Videos are a great way of connecting with your link class and an easy way to show the outcomes that classes have produced. Videos can be used for curiosity questions, identity work, welcome messages, sharing sign language and much more! This guide will help children and teachers film successful videos.
This guide will help children and teachers use iMovie to film and edit videos that can then be used as part of the Linking Journey.
Have a look as well at an example from a school who used iMovie to create a class ‘I am who I am’ poem.
Using the Windows Photos app
This guide will help children and teachers use the Windows Photos app to edit videos that can then be used as part of the Linking Journey.
See also, our example of a video of the Incredible Me artwork from Phase 1, Lesson 3 created using the Windows 10 Photos app.
Flipgrid is an exciting way of using videos to complete tasks in the classroom. At TLN, we think this could be a great way of sending and answering curiosity questions.
Children may be able to log in with their own accounts or each teacher from the two link classes could login and post the videos and responses. This is the preferred option.
Until recently, most children’s experience of video calling hadn’t gone much further than occasional video calls with friends or family who don’t live nearby. Now, many children are finding video calls are becoming more prevalent in their lives and in recent months they may have been involved in online lessons or keeping up with activities such as karate or Cubs. Video calls are also great for connecting with link classes in the Schools Linking project and can be used in Phase 1, 2 or 3.
This video guide will support teachers in setting up and managing a video call between classes on platforms Microsoft Team, Google Meet and Zoom. See also a guide to support children on video calls and some suggestions of games to play!
Book Creator is a fantastic tool for creating ‘digital books’ that can include words, pictures, photos, videos, audio, maps and web links. It is available as an app for Apple or Android and can also be used in an internet browser.
At TLN, we think Book Creator is great for creating identity books to share with link classes, for asking curiosity questions or as a way of sharing artwork and outcomes. Children can share their book with their teacher to create a class book and this can then be shared with the link teacher and collaborated on together.

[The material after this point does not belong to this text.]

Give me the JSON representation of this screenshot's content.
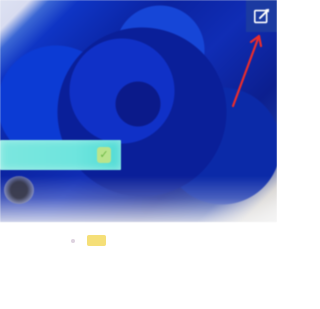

CBMDC’s Curriculum Innovation service has also produced some video guidance showing the basics of Book Creator for Chrome available here:
There is also a guide for Book Creator for iPads here:
Have a look at our examples of books created using Book Creator:
Digital Identity Maps
Enabling children to explore their own identity is an integral part of Schools Linking. Featured in Phase 1, Lesson 3, these guides explain how to create different digital identity maps.
Follow the URL or scan the QR code in this pdf for a guide to how teachers can help children to introduce themselves to other children by creating a slideshow in iMovie.
Adding a voiceover to a PowerPoint
Recording audio over a PowerPoint presentation is a really easy way of sharing extra information with the link class and the sound of real voices (children and adults) is a powerful way of developing connections. The recordings will play automatically when the slideshow is in presenter mode which means that a link class will be able to see what’s on screen and hear the children’s voices. There is also an option to convert to an MP4 video format. This is a great technique to use to exchange curiosity questions or Incredible Me artwork.
See also, our example of this technique used with curiosity questions:
Virtual 'getting to know each other' Quizzes
Asking questions is a crucial aspect of getting to know someone. Getting to know each other quizzes can be a fun way to find out more about a link class and there are lots of ways to do this virtually. Classes could play a simple voting game with two coloured pieces of card whilst on a video call or could try creating quizzes and surveys for each other using programmes like Google Forms and Socrative. The guide below supports teachers in setting this up with children.